 by:  Peter J. Gallagher (@pjsgallagher) (LinkedIn)

Virgin islands (pd)
If you are like me, you have probably wondered: If I were standing on a boat in the Virgin Islands and was injured when someone tossed "an empty insulated coffee cup" at me, could I invoke a federal court's maritime jurisdiction? Well, we now have the answer in the form of the Third Circuit's opinion in Hargus v. Ferocious and Impetuous, LLC.

In Hargus, plaintiff was a passenger on a boat, the "One Love," which was owned by Ferocious and Impetuous, LLC. He rented the boat along with some friends to sail from St. Thomas to various points in the U.S. Virgin Islands. Hargus was standing on the deck of the boat while it was anchored in "knee deep" water, close to shore. Some of the other passengers, who were standing on shore, threw beer cans at Hargus (the opinion does not explain why they did this). Upon seeing this, the captain of the boat, who was standing nearby the passengers who threw the beer cans, threw "an empty insulated plastic coffee cup at Hargus" (the opinion does not explain this either). The coffee cup hit him in the temple. He did not lose consciousness or complain about any injury at the time, and the boat continued on its voyage without further incident.

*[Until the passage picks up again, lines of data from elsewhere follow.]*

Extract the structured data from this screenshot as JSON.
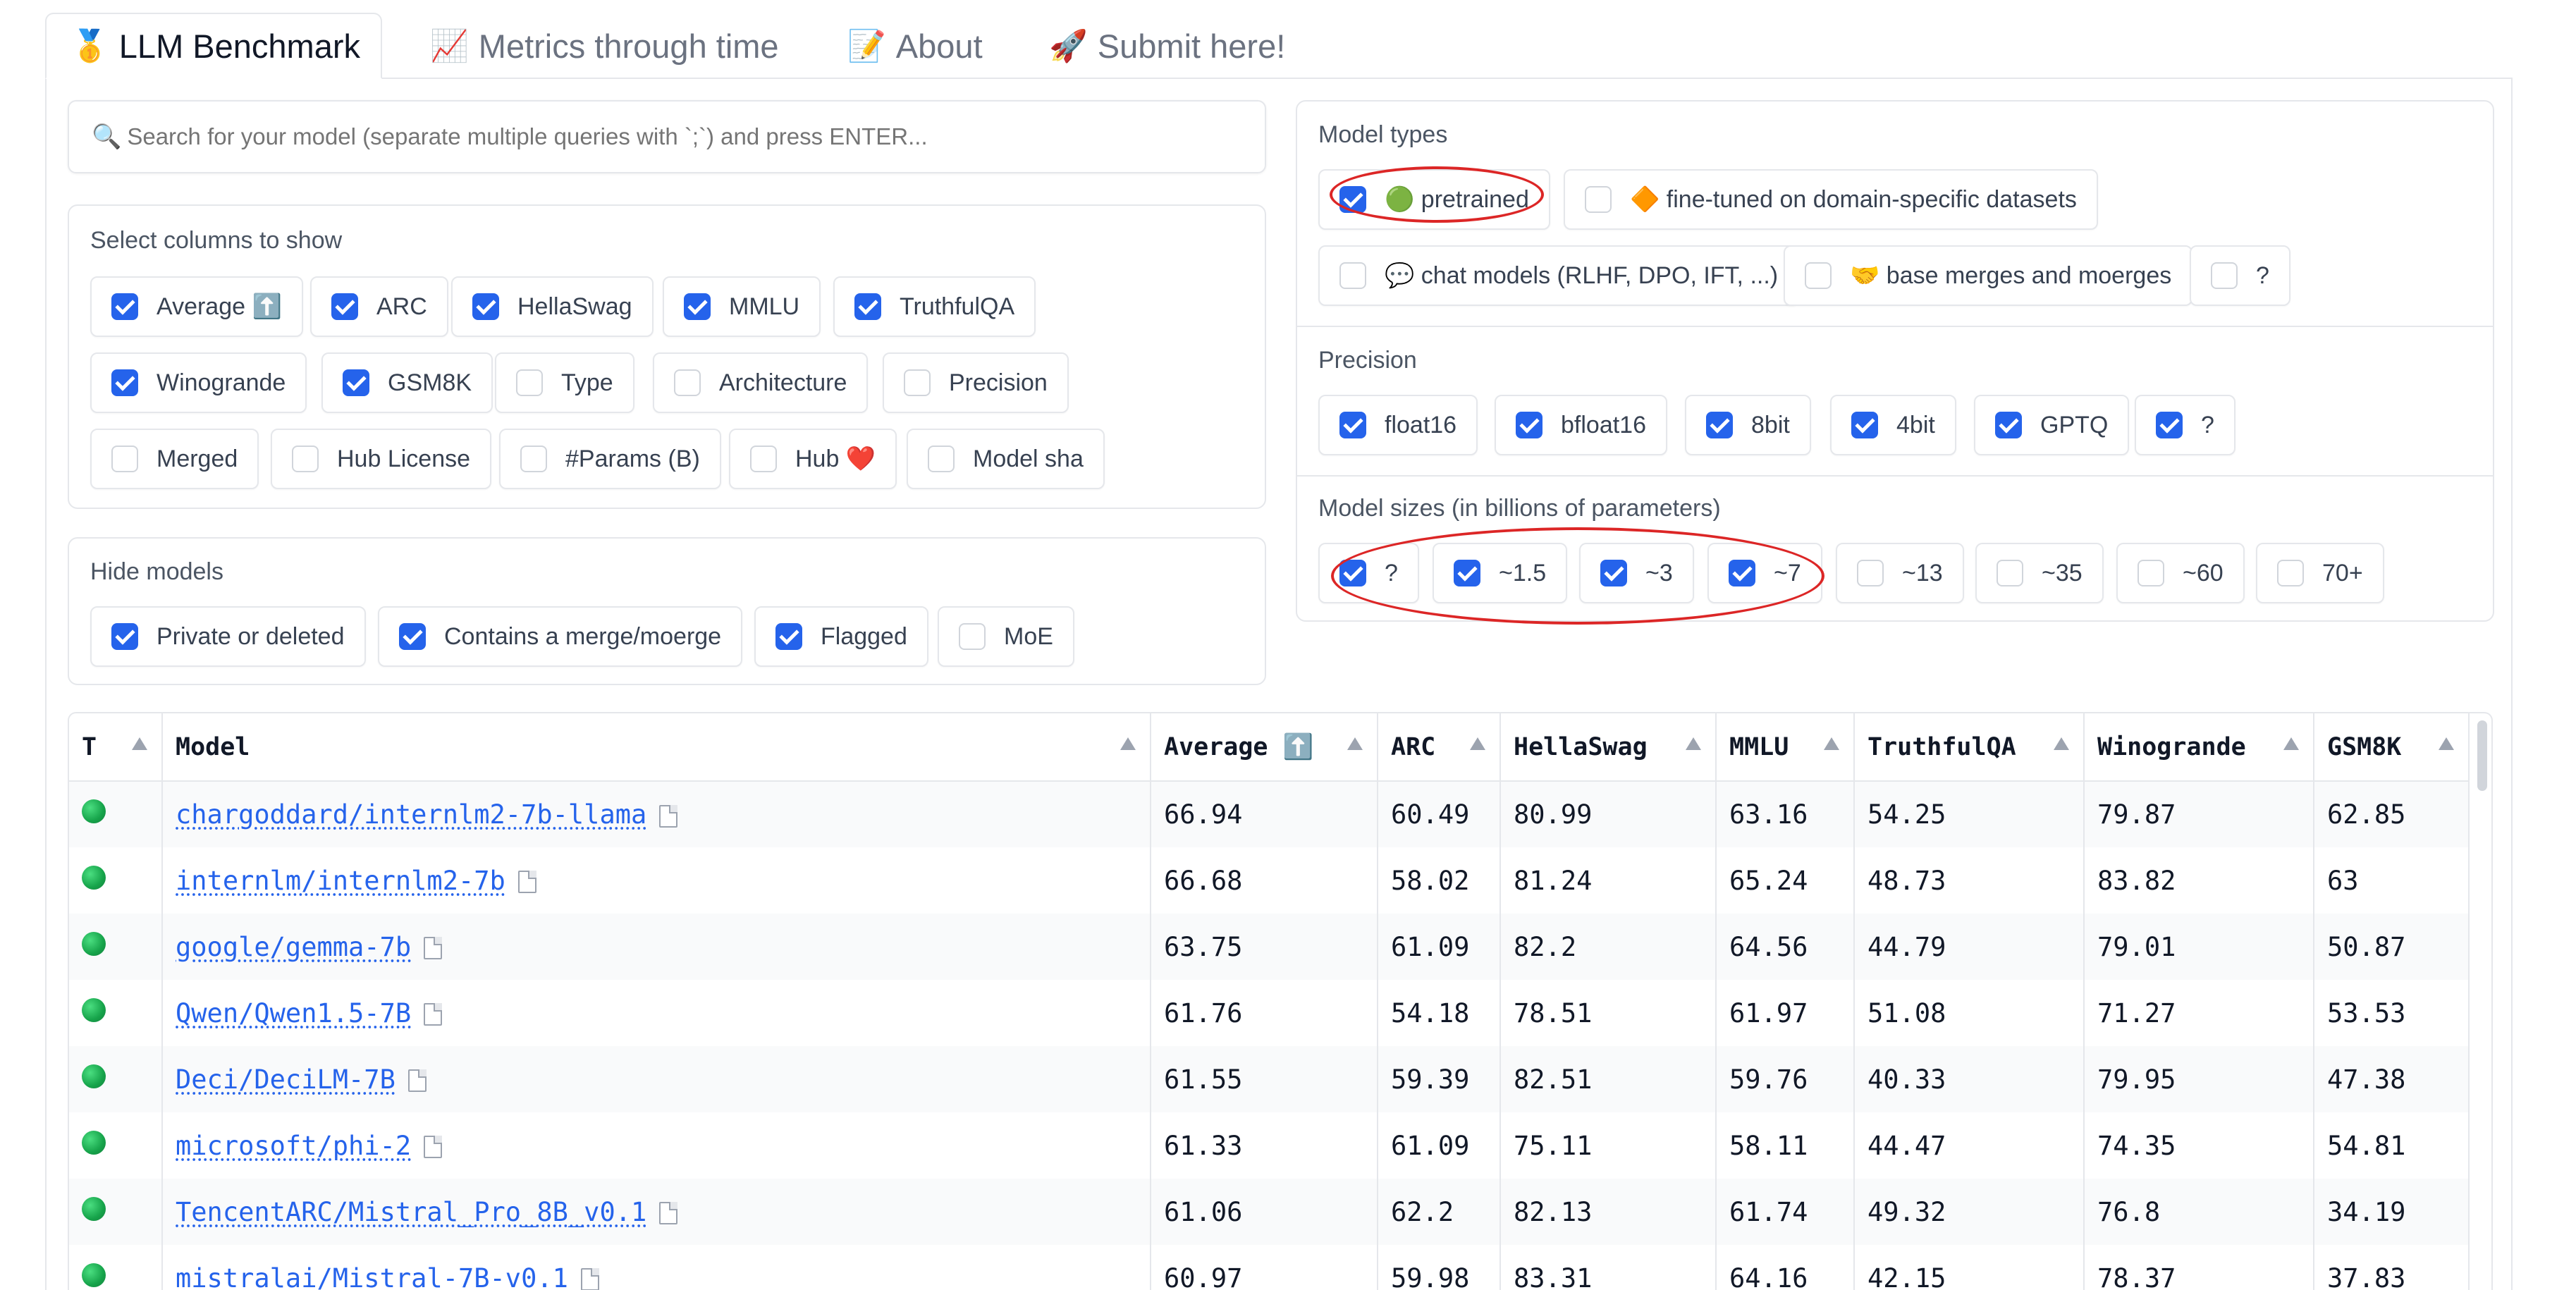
{
  "tabs": [
    {
      "icon": "🥇",
      "label": "LLM Benchmark"
    },
    {
      "icon": "📈",
      "label": "Metrics through time"
    },
    {
      "icon": "📝",
      "label": "About"
    },
    {
      "icon": "🚀",
      "label": "Submit here!"
    }
  ],
  "search": {
    "icon": "🔍",
    "placeholder": "Search for your model (separate multiple queries with `;`) and press ENTER..."
  },
  "columns_panel": {
    "label": "Select columns to show",
    "options": [
      {
        "label": "Average ⬆️",
        "checked": true
      },
      {
        "label": "ARC",
        "checked": true
      },
      {
        "label": "HellaSwag",
        "checked": true
      },
      {
        "label": "MMLU",
        "checked": true
      },
      {
        "label": "TruthfulQA",
        "checked": true
      },
      {
        "label": "Winogrande",
        "checked": true
      },
      {
        "label": "GSM8K",
        "checked": true
      },
      {
        "label": "Type",
        "checked": false
      },
      {
        "label": "Architecture",
        "checked": false
      },
      {
        "label": "Precision",
        "checked": false
      },
      {
        "label": "Merged",
        "checked": false
      },
      {
        "label": "Hub License",
        "checked": false
      },
      {
        "label": "#Params (B)",
        "checked": false
      },
      {
        "label": "Hub ❤️",
        "checked": false
      },
      {
        "label": "Model sha",
        "checked": false
      }
    ]
  },
  "hide_panel": {
    "label": "Hide models",
    "options": [
      {
        "label": "Private or deleted",
        "checked": true
      },
      {
        "label": "Contains a merge/moerge",
        "checked": true
      },
      {
        "label": "Flagged",
        "checked": true
      },
      {
        "label": "MoE",
        "checked": false
      }
    ]
  },
  "model_types": {
    "label": "Model types",
    "options": [
      {
        "label": "🟢 pretrained",
        "checked": true
      },
      {
        "label": "🔶 fine-tuned on domain-specific datasets",
        "checked": false
      },
      {
        "label": "💬 chat models (RLHF, DPO, IFT, ...)",
        "checked": false
      },
      {
        "label": "🤝 base merges and moerges",
        "checked": false
      },
      {
        "label": "?",
        "checked": false
      }
    ]
  },
  "precision": {
    "label": "Precision",
    "options": [
      {
        "label": "float16",
        "checked": true
      },
      {
        "label": "bfloat16",
        "checked": true
      },
      {
        "label": "8bit",
        "checked": true
      },
      {
        "label": "4bit",
        "checked": true
      },
      {
        "label": "GPTQ",
        "checked": true
      },
      {
        "label": "?",
        "checked": true
      }
    ]
  },
  "model_sizes": {
    "label": "Model sizes (in billions of parameters)",
    "options": [
      {
        "label": "?",
        "checked": true
      },
      {
        "label": "~1.5",
        "checked": true
      },
      {
        "label": "~3",
        "checked": true
      },
      {
        "label": "~7",
        "checked": true
      },
      {
        "label": "~13",
        "checked": false
      },
      {
        "label": "~35",
        "checked": false
      },
      {
        "label": "~60",
        "checked": false
      },
      {
        "label": "70+",
        "checked": false
      }
    ]
  },
  "table": {
    "headers": [
      "T",
      "Model",
      "Average ⬆️",
      "ARC",
      "HellaSwag",
      "MMLU",
      "TruthfulQA",
      "Winogrande",
      "GSM8K"
    ],
    "rows": [
      {
        "model": "chargoddard/internlm2-7b-llama",
        "average": "66.94",
        "arc": "60.49",
        "hellaswag": "80.99",
        "mmlu": "63.16",
        "truthfulqa": "54.25",
        "winogrande": "79.87",
        "gsm8k": "62.85"
      },
      {
        "model": "internlm/internlm2-7b",
        "average": "66.68",
        "arc": "58.02",
        "hellaswag": "81.24",
        "mmlu": "65.24",
        "truthfulqa": "48.73",
        "winogrande": "83.82",
        "gsm8k": "63"
      },
      {
        "model": "google/gemma-7b",
        "average": "63.75",
        "arc": "61.09",
        "hellaswag": "82.2",
        "mmlu": "64.56",
        "truthfulqa": "44.79",
        "winogrande": "79.01",
        "gsm8k": "50.87"
      },
      {
        "model": "Qwen/Qwen1.5-7B",
        "average": "61.76",
        "arc": "54.18",
        "hellaswag": "78.51",
        "mmlu": "61.97",
        "truthfulqa": "51.08",
        "winogrande": "71.27",
        "gsm8k": "53.53"
      },
      {
        "model": "Deci/DeciLM-7B",
        "average": "61.55",
        "arc": "59.39",
        "hellaswag": "82.51",
        "mmlu": "59.76",
        "truthfulqa": "40.33",
        "winogrande": "79.95",
        "gsm8k": "47.38"
      },
      {
        "model": "microsoft/phi-2",
        "average": "61.33",
        "arc": "61.09",
        "hellaswag": "75.11",
        "mmlu": "58.11",
        "truthfulqa": "44.47",
        "winogrande": "74.35",
        "gsm8k": "54.81"
      },
      {
        "model": "TencentARC/Mistral_Pro_8B_v0.1",
        "average": "61.06",
        "arc": "62.2",
        "hellaswag": "82.13",
        "mmlu": "61.74",
        "truthfulqa": "49.32",
        "winogrande": "76.8",
        "gsm8k": "34.19"
      },
      {
        "model": "mistralai/Mistral-7B-v0.1",
        "average": "60.97",
        "arc": "59.98",
        "hellaswag": "83.31",
        "mmlu": "64.16",
        "truthfulqa": "42.15",
        "winogrande": "78.37",
        "gsm8k": "37.83"
      }
    ]
  },
  "colors": {
    "accent": "#2563eb",
    "annotation": "#dc2626",
    "type_dot": "#16a34a"
  }
}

Two days after the incident, plaintiff sought medical attention after experiencing pain and impaired vision, which he attributed to being hit by the coffee cup. He was diagnosed with a concussion and a mild contusion. (The opinion notes that he had a history of head trauma, having suffered 10-12 prior concussions.) He was not prescribed any medication and was allowed to return to work without restrictions. He did not seek additional treatment until one year later when he went back to the doctor, complaining of headaches, memory loss, mood swings, and neck pains.

Continue reading ““Knee Deep In The Water Somewhere . . .” Plaintiff Injured by flying coffee cup cannot invoke maritime jurisdiction”